Paying big money to one goalie today is a dangerous game to play. You can count on one hand the number of consistently excellent goalies in the NHL who are worth large, long-term investments. The market is flooded with all sorts of good, cheaper options to fill the position, which has made the goalie trade market by far the weakest of any position. If you’re not afraid of the unknown, it may be a smarter move to let a goalie walk if he asks for too much money or term, in favor of a younger goalie in the system, or a cheaper one available via free agency or trade. Aside from the top four or five goalies in the NHL, you’re better off spending less money and term on the position.
Which brings us to this list of goalies who may lose their starting jobs this season. Some are up for contract renewal, while others have a cheaper player behind them waiting to break in. There are some Stanley Cup winners here, but unfortunately for them, goaltender is the most “what have you done for me lately” position.

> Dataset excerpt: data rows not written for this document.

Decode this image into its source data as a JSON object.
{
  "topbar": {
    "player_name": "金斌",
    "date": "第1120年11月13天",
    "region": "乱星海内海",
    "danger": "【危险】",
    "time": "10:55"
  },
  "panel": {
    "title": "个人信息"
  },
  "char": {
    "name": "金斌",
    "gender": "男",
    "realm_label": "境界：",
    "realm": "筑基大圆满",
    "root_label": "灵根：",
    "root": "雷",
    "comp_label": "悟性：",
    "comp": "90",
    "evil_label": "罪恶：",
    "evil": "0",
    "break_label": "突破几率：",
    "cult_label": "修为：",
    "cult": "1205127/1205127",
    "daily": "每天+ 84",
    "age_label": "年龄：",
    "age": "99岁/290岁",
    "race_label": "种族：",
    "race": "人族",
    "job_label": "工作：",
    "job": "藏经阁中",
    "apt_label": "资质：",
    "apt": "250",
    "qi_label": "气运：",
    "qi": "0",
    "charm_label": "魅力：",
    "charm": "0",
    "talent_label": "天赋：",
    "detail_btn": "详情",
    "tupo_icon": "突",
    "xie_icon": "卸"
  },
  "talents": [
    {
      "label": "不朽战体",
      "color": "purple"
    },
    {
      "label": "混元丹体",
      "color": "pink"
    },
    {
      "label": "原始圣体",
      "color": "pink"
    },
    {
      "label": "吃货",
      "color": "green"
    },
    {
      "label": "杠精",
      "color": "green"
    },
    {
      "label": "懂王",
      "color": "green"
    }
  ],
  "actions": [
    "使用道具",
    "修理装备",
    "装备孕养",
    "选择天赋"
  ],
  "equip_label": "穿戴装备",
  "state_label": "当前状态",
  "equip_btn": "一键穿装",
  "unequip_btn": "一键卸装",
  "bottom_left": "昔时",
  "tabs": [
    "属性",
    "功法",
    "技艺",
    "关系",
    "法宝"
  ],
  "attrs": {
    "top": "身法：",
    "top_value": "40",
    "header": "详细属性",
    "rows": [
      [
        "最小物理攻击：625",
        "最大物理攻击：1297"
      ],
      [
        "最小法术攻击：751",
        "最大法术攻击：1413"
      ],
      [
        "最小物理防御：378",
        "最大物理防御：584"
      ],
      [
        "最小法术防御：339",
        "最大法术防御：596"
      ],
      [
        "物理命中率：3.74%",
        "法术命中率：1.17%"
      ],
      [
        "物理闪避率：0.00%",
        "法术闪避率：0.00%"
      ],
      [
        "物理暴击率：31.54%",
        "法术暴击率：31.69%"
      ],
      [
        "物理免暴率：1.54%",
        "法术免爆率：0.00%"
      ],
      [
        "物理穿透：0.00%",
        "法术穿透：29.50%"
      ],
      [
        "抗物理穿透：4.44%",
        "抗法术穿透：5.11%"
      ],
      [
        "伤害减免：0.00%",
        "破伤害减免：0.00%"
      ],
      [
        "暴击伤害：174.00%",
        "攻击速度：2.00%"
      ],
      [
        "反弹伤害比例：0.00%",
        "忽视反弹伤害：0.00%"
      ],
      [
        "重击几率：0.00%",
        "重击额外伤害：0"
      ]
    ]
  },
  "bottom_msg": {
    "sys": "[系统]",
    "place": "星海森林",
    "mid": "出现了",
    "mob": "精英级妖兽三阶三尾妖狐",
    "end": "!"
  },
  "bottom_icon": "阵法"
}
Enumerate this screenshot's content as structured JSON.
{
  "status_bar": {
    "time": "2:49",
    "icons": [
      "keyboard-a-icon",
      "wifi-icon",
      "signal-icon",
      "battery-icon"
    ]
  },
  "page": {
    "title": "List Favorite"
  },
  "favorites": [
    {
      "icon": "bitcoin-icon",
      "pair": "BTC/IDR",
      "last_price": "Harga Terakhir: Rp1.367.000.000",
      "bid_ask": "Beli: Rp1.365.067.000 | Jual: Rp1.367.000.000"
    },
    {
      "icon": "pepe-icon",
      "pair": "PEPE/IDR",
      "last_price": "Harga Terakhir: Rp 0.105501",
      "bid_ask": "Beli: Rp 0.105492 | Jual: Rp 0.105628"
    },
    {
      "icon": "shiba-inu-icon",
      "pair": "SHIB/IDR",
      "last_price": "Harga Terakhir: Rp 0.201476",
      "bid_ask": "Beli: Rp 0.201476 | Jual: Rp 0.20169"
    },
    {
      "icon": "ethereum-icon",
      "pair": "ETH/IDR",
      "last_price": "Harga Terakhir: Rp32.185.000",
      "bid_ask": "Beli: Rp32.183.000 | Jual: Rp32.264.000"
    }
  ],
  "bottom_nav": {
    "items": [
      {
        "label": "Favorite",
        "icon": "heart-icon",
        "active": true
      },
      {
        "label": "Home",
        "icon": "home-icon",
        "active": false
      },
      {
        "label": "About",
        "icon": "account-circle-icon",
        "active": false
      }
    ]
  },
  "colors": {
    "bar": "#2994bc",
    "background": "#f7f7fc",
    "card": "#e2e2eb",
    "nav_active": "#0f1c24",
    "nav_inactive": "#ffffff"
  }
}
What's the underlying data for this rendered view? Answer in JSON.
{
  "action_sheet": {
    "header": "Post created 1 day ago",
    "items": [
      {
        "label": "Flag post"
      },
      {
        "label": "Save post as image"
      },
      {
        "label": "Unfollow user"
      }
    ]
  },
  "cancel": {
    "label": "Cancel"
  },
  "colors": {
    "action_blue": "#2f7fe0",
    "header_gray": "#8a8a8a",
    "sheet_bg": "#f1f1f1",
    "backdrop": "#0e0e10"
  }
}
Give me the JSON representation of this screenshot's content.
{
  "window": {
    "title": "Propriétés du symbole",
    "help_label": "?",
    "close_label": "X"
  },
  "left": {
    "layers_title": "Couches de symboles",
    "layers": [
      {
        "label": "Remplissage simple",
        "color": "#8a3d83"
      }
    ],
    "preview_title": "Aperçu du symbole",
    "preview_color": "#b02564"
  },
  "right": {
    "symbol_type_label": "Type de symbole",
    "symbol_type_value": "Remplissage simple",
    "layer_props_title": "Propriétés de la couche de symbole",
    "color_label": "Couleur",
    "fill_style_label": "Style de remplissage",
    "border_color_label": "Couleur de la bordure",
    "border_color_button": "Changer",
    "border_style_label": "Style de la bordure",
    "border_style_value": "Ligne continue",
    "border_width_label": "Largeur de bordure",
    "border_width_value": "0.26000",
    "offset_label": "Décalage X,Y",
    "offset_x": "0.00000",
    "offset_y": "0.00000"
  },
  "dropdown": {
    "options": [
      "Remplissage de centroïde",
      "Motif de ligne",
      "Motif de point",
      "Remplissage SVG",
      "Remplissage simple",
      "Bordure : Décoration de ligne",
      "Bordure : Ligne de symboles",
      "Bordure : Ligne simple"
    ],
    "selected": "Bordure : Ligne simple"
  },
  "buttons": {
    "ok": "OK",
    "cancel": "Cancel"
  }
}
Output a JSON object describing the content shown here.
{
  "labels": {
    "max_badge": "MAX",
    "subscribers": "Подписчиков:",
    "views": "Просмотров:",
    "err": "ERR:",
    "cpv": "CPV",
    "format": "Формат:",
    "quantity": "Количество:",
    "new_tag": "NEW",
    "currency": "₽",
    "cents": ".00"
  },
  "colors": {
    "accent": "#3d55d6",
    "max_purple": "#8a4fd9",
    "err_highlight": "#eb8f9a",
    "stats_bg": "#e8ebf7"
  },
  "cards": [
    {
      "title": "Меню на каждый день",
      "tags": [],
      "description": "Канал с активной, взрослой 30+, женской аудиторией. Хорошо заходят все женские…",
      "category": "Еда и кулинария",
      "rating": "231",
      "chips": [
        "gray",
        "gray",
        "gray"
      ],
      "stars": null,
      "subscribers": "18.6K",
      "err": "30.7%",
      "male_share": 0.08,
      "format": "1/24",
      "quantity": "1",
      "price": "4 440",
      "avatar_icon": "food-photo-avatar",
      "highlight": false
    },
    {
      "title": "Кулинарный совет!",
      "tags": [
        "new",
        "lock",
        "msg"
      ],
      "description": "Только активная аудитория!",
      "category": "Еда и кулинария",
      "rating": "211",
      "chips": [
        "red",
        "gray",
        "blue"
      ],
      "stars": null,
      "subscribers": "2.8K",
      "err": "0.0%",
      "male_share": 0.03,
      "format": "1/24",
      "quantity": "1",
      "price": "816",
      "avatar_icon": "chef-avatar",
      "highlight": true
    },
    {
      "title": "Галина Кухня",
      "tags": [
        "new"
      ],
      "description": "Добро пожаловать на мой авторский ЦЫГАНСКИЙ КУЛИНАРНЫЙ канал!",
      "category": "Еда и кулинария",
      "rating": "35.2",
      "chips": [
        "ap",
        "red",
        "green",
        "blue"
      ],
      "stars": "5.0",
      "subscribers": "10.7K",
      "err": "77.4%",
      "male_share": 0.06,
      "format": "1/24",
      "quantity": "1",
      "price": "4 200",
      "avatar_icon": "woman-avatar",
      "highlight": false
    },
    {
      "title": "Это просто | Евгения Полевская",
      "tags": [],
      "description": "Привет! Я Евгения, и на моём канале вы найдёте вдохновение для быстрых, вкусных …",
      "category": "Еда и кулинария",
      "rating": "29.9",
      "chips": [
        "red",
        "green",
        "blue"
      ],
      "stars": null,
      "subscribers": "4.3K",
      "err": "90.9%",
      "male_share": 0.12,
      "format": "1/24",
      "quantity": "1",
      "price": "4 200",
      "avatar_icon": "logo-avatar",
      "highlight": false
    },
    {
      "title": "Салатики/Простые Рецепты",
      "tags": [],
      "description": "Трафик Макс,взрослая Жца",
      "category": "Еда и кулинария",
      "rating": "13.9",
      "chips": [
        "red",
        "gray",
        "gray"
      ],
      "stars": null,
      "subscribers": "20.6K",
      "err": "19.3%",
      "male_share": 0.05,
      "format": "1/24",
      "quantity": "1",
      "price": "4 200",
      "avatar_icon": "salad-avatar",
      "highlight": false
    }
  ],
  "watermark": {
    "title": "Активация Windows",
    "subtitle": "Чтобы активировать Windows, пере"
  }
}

They may not be worth the pay day anymore.
Here are five goalies who could lose their No. 1 jobs this season.
1. Cam Ward
Ward actually did lose the starting job to Anton Khudobin last season, but the team still believes in his ability as a No. 1. Read more
In the winter of 2011, Penguins owner Mario Lemieux sent a strong and public message to the NHL in regard to a “sideshow” brawl between his franchise’s players and those of the New York Islanders. Calling the incident a “travesty”, the retired Hall of Famer went on to talk about the type of league and game he wanted to be associated with:
“We, as a league, must do a better job of protecting the integrity of the game and the safety of our players,” Lemieux said. “We must make it clear that those kinds of actions will not be tolerated.”
Three years later – with Matt Cooke’s infamous legacy in Pittsburgh still relatively fresh in the collective memory of hockey fans – Lemieux’s team has made moves that suggest the integrity of the game and player safety isn’t as much of a priority as he’s suggested it ought to be: In July, the Pens signed expert agitator Steve Downie to a one-year contract; and Thursday, they agreed to terms on a professional tryout deal with journeyman and fellow super-pest Daniel Carcillo.
When you hear Carcillo’s and Downie’s names, the words “integrity of the game” and “safety” do not leap to mind. In fact, they run screaming away from mind. Read more